'''
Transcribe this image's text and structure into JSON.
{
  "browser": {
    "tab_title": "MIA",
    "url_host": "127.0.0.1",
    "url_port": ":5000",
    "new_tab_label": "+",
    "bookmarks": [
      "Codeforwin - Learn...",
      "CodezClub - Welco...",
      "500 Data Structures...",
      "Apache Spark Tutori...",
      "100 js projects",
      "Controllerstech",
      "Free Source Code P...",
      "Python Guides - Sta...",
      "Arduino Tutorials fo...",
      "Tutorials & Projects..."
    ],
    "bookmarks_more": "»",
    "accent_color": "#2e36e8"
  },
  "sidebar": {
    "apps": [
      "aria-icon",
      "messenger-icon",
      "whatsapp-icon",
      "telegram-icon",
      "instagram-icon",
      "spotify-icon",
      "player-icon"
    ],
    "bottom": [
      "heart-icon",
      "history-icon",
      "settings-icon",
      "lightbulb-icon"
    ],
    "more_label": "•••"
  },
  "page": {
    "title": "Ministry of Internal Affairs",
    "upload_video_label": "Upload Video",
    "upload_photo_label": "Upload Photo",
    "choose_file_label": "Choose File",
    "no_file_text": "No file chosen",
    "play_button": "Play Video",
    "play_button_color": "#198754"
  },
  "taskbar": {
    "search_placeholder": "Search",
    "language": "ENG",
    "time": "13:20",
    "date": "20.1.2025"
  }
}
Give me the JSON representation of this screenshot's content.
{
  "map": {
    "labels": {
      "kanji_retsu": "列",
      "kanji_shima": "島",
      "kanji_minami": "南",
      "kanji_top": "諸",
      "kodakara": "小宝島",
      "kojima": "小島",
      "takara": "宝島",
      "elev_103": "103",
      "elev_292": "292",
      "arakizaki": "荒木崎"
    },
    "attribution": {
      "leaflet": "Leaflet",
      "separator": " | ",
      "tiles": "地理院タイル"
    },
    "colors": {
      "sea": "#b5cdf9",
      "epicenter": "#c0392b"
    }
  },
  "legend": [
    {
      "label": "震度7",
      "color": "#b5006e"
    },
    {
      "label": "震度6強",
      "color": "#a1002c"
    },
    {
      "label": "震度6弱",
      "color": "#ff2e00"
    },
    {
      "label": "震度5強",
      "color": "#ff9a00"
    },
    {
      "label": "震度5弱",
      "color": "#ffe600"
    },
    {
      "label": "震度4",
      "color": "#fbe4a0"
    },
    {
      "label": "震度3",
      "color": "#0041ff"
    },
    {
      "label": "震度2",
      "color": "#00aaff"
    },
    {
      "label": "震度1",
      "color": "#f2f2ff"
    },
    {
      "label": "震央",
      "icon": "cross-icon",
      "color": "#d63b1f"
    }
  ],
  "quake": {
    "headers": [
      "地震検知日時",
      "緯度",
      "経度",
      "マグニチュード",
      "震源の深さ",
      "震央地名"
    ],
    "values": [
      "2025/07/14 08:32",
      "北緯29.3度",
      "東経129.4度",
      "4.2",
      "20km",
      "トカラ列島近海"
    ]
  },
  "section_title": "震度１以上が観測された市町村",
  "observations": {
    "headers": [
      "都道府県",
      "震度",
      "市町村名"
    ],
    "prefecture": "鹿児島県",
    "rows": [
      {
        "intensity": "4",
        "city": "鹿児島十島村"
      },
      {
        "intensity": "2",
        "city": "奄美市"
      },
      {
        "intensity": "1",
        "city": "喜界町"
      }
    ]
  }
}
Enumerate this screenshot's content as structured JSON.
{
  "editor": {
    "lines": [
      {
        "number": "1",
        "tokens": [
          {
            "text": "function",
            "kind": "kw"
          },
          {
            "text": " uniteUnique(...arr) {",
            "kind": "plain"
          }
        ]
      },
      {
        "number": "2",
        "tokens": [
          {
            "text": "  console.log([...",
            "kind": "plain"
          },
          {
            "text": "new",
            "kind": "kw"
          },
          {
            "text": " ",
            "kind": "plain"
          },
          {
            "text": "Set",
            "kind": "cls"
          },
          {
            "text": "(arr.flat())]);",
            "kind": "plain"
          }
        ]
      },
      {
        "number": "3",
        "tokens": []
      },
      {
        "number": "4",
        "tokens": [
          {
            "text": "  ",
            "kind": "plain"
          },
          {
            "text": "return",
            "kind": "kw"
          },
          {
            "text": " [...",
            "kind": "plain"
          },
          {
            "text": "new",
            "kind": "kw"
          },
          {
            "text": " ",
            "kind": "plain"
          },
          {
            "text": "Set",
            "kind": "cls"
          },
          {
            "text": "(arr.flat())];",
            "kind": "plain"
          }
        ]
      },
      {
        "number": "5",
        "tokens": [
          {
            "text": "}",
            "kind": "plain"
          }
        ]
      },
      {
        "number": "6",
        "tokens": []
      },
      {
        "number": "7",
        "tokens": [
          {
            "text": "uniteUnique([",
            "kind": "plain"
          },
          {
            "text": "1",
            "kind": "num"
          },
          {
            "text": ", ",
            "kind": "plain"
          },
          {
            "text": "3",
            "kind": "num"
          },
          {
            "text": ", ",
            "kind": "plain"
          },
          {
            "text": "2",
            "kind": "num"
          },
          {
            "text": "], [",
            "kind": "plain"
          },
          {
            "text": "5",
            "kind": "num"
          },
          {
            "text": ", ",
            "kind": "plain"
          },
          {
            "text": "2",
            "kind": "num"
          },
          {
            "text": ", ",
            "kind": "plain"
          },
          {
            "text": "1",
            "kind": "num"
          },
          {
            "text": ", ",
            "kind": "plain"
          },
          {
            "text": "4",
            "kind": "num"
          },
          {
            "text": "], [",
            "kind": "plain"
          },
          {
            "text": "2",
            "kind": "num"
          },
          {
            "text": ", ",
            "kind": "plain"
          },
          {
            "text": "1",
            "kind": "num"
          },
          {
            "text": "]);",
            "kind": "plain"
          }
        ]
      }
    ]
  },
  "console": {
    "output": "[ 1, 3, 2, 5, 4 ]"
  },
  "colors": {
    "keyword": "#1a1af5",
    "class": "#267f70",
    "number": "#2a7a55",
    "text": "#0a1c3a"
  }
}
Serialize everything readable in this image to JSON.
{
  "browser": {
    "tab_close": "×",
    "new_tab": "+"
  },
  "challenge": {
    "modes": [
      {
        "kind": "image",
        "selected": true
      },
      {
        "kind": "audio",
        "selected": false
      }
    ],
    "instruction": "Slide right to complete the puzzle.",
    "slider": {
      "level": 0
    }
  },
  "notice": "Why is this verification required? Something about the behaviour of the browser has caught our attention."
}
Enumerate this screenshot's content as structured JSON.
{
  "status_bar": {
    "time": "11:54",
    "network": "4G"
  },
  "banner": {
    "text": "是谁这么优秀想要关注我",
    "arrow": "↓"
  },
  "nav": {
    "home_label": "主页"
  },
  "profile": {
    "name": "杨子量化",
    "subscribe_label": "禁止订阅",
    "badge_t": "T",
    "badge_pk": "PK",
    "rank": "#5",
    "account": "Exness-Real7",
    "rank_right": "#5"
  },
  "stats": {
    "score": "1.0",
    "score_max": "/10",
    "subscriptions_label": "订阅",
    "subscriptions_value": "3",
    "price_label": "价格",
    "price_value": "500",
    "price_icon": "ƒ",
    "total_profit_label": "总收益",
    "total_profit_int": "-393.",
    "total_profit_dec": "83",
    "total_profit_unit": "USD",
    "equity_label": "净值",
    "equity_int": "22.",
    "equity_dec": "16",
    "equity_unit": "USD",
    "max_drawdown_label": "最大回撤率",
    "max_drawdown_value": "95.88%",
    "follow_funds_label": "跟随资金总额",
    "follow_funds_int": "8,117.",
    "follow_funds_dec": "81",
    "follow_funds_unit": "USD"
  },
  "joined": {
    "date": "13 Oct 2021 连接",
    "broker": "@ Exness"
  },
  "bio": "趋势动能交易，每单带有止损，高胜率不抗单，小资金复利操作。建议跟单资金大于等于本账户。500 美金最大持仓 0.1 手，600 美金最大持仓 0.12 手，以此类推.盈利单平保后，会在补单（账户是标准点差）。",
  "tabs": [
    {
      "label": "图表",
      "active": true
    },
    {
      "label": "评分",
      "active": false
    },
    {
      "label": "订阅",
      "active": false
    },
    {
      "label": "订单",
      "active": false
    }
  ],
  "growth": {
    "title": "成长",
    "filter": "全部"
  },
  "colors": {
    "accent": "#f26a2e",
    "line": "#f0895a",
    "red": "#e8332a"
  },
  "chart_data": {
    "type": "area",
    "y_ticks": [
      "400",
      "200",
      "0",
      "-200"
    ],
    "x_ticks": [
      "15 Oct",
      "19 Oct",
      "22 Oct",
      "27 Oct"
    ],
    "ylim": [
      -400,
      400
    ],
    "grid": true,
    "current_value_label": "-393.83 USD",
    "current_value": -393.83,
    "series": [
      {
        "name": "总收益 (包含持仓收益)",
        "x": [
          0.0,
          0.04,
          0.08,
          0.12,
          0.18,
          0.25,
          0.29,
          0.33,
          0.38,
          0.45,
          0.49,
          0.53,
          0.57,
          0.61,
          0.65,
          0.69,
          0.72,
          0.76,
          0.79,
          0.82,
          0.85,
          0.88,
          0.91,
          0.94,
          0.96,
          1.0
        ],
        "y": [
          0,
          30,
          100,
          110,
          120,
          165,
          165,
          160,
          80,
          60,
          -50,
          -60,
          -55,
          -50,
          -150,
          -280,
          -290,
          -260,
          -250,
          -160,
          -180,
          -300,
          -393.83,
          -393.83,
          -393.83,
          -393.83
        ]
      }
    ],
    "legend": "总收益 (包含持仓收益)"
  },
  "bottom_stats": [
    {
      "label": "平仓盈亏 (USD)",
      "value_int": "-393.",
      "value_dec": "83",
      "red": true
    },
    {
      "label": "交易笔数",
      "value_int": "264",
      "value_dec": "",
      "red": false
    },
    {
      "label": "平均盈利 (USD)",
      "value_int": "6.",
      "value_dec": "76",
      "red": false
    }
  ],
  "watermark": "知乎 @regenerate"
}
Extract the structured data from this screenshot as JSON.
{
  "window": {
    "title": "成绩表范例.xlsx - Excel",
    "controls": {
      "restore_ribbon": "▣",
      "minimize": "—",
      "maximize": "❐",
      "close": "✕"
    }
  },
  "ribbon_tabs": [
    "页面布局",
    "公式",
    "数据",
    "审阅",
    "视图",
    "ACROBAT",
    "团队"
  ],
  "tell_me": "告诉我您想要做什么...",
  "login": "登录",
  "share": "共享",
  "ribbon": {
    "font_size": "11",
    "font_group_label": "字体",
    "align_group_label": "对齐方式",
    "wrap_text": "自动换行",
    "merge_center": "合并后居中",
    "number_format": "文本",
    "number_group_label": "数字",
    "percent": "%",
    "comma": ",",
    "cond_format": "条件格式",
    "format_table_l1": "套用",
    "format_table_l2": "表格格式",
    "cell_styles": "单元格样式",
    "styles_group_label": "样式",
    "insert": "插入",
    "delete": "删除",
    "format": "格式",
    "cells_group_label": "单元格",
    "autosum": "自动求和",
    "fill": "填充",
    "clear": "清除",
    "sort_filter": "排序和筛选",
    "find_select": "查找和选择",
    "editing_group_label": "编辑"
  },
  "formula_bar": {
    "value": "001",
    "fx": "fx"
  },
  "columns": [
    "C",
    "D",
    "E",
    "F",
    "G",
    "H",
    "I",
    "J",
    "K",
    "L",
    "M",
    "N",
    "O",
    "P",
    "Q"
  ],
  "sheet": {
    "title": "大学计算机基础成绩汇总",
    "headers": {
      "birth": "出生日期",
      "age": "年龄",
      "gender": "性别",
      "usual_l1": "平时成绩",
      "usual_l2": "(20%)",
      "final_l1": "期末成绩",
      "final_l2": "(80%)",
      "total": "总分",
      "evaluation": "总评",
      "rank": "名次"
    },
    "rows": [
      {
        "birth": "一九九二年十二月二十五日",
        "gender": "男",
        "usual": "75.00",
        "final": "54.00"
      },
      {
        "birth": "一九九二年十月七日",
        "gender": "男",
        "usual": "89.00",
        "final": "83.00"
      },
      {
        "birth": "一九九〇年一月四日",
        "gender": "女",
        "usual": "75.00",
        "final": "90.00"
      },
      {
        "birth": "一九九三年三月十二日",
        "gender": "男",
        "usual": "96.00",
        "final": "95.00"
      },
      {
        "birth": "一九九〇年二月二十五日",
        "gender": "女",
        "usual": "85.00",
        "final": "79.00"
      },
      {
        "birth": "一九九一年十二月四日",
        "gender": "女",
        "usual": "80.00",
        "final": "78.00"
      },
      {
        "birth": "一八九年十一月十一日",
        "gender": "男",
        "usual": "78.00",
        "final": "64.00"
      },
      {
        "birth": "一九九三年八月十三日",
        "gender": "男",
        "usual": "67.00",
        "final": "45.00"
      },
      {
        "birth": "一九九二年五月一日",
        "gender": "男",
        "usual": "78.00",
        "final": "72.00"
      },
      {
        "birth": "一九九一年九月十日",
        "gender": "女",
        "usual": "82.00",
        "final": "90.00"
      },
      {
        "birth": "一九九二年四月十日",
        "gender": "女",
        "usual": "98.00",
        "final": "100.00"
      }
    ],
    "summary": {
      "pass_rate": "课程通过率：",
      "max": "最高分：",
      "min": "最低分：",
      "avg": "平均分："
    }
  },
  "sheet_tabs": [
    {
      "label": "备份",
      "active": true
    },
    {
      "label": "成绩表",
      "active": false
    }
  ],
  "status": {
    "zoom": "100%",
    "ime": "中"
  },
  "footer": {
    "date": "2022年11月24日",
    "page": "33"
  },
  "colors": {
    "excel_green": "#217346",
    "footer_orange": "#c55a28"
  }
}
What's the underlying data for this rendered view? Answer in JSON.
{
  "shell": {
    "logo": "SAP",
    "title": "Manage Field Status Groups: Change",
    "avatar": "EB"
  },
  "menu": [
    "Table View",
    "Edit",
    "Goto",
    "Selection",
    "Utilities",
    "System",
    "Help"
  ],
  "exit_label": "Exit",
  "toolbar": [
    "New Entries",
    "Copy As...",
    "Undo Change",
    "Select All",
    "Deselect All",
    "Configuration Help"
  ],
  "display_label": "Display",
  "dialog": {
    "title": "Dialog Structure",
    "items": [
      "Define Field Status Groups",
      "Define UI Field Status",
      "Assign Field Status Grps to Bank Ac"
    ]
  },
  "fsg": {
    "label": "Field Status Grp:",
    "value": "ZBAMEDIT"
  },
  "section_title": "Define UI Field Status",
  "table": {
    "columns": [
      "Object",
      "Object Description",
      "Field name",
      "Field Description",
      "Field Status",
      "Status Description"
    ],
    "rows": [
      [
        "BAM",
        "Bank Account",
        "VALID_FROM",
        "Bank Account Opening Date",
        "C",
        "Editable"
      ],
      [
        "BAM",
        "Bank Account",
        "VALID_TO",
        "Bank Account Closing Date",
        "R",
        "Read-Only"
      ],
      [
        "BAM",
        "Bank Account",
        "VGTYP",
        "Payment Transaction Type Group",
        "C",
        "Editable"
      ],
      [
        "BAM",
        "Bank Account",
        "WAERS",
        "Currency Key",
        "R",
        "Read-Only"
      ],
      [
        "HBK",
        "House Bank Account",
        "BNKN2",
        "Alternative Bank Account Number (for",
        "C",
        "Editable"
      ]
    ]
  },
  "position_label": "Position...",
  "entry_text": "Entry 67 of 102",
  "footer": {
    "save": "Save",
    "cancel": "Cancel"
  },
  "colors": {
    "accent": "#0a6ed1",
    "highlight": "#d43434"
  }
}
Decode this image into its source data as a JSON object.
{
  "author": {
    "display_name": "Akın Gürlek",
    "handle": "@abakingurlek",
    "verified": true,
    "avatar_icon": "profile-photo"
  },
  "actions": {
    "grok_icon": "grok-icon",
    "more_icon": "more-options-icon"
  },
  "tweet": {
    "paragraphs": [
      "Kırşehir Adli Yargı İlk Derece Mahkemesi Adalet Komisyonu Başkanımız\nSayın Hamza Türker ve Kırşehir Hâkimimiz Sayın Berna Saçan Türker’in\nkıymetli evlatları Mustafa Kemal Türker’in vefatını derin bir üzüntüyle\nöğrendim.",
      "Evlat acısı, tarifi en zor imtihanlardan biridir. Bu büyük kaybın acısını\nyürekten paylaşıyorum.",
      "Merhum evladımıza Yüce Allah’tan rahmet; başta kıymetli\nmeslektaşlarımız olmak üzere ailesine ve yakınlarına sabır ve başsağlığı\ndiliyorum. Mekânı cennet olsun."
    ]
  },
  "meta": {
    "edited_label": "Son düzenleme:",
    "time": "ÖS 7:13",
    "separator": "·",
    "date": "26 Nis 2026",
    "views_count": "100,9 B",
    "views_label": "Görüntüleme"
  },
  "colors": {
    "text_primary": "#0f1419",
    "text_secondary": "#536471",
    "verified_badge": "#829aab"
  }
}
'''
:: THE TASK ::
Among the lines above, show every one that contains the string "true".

:: OUTPUT ::
        "selected": true
      "active": true
    "grid": true,
      "red": true
      "active": true
    "verified": true,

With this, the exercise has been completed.